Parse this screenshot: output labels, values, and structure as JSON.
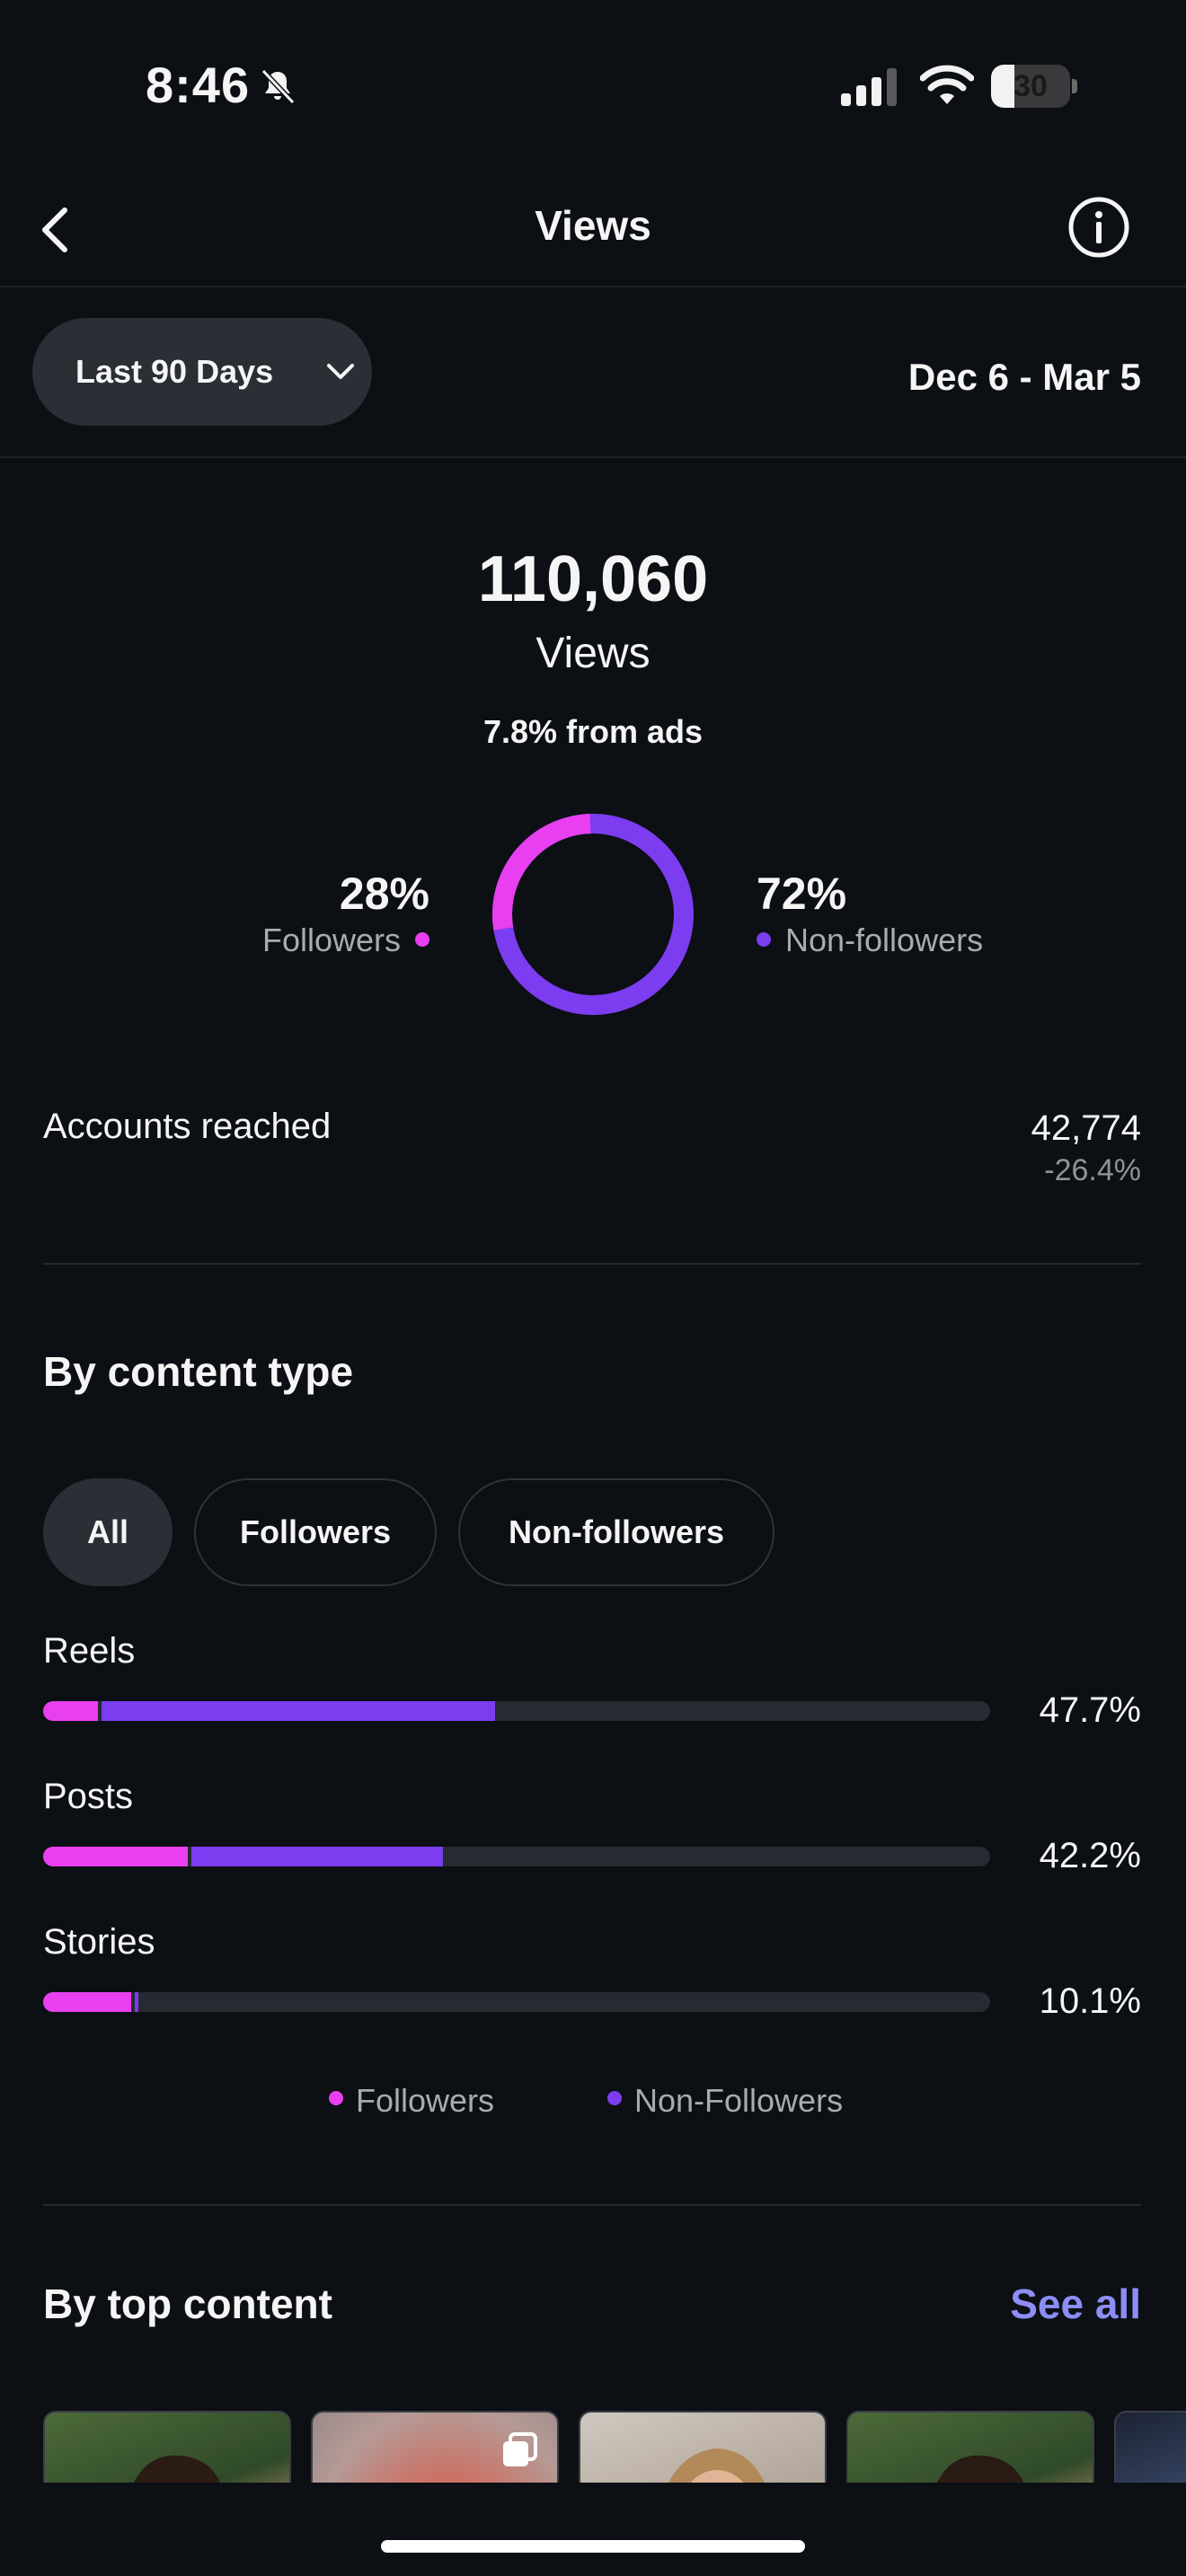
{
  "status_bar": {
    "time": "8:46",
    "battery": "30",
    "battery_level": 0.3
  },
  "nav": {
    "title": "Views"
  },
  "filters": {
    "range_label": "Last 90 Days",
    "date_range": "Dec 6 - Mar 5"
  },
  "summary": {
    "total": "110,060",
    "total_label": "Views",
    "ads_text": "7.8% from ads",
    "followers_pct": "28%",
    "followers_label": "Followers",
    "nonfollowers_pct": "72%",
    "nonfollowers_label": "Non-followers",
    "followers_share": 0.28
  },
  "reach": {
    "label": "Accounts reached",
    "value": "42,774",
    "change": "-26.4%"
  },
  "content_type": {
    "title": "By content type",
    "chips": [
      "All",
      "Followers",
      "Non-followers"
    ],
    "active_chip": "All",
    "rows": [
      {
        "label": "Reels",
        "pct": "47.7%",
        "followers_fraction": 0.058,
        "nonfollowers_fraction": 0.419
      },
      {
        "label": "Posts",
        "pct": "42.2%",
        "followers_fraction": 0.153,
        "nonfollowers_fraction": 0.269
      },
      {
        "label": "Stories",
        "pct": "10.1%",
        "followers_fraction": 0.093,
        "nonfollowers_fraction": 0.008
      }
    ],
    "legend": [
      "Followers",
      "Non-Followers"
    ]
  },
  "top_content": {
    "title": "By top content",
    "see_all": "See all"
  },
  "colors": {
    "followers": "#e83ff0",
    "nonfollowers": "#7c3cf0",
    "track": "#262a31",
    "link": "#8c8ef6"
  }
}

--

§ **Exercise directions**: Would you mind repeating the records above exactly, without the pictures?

§ **Your solution**:
Parse this screenshot: output labels, values, and structure as JSON.
{
  "status_bar": {
    "time": "8:46",
    "battery": "30",
    "battery_level": 0.3
  },
  "nav": {
    "title": "Views"
  },
  "filters": {
    "range_label": "Last 90 Days",
    "date_range": "Dec 6 - Mar 5"
  },
  "summary": {
    "total": "110,060",
    "total_label": "Views",
    "ads_text": "7.8% from ads",
    "followers_pct": "28%",
    "followers_label": "Followers",
    "nonfollowers_pct": "72%",
    "nonfollowers_label": "Non-followers",
    "followers_share": 0.28
  },
  "reach": {
    "label": "Accounts reached",
    "value": "42,774",
    "change": "-26.4%"
  },
  "content_type": {
    "title": "By content type",
    "chips": [
      "All",
      "Followers",
      "Non-followers"
    ],
    "active_chip": "All",
    "rows": [
      {
        "label": "Reels",
        "pct": "47.7%",
        "followers_fraction": 0.058,
        "nonfollowers_fraction": 0.419
      },
      {
        "label": "Posts",
        "pct": "42.2%",
        "followers_fraction": 0.153,
        "nonfollowers_fraction": 0.269
      },
      {
        "label": "Stories",
        "pct": "10.1%",
        "followers_fraction": 0.093,
        "nonfollowers_fraction": 0.008
      }
    ],
    "legend": [
      "Followers",
      "Non-Followers"
    ]
  },
  "top_content": {
    "title": "By top content",
    "see_all": "See all"
  },
  "colors": {
    "followers": "#e83ff0",
    "nonfollowers": "#7c3cf0",
    "track": "#262a31",
    "link": "#8c8ef6"
  }
}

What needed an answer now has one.